Exercise: Retype every entry exactly, character for character.

Given information section start

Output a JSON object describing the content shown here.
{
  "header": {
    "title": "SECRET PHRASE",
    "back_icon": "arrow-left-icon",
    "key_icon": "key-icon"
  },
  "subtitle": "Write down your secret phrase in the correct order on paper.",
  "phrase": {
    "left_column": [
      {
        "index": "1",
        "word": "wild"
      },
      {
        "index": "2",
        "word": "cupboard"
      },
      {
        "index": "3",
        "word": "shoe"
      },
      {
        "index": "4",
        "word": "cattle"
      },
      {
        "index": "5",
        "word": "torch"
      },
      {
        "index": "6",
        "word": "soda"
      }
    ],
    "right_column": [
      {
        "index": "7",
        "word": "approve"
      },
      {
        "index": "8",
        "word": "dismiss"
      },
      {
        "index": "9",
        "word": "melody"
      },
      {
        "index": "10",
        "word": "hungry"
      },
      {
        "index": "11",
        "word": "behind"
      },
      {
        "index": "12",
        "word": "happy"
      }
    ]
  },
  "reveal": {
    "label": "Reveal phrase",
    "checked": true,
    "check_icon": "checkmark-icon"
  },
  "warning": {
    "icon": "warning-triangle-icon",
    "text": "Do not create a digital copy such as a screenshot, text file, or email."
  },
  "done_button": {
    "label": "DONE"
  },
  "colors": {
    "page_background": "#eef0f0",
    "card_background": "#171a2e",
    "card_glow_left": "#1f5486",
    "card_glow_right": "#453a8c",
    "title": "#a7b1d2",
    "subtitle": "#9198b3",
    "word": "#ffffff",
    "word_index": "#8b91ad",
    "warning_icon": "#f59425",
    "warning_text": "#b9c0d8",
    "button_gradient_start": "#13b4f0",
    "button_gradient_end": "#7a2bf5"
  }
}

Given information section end

Answer:
Output a JSON object describing the content shown here.
{
  "header": {
    "title": "SECRET PHRASE",
    "back_icon": "arrow-left-icon",
    "key_icon": "key-icon"
  },
  "subtitle": "Write down your secret phrase in the correct order on paper.",
  "phrase": {
    "left_column": [
      {
        "index": "1",
        "word": "wild"
      },
      {
        "index": "2",
        "word": "cupboard"
      },
      {
        "index": "3",
        "word": "shoe"
      },
      {
        "index": "4",
        "word": "cattle"
      },
      {
        "index": "5",
        "word": "torch"
      },
      {
        "index": "6",
        "word": "soda"
      }
    ],
    "right_column": [
      {
        "index": "7",
        "word": "approve"
      },
      {
        "index": "8",
        "word": "dismiss"
      },
      {
        "index": "9",
        "word": "melody"
      },
      {
        "index": "10",
        "word": "hungry"
      },
      {
        "index": "11",
        "word": "behind"
      },
      {
        "index": "12",
        "word": "happy"
      }
    ]
  },
  "reveal": {
    "label": "Reveal phrase",
    "checked": true,
    "check_icon": "checkmark-icon"
  },
  "warning": {
    "icon": "warning-triangle-icon",
    "text": "Do not create a digital copy such as a screenshot, text file, or email."
  },
  "done_button": {
    "label": "DONE"
  },
  "colors": {
    "page_background": "#eef0f0",
    "card_background": "#171a2e",
    "card_glow_left": "#1f5486",
    "card_glow_right": "#453a8c",
    "title": "#a7b1d2",
    "subtitle": "#9198b3",
    "word": "#ffffff",
    "word_index": "#8b91ad",
    "warning_icon": "#f59425",
    "warning_text": "#b9c0d8",
    "button_gradient_start": "#13b4f0",
    "button_gradient_end": "#7a2bf5"
  }
}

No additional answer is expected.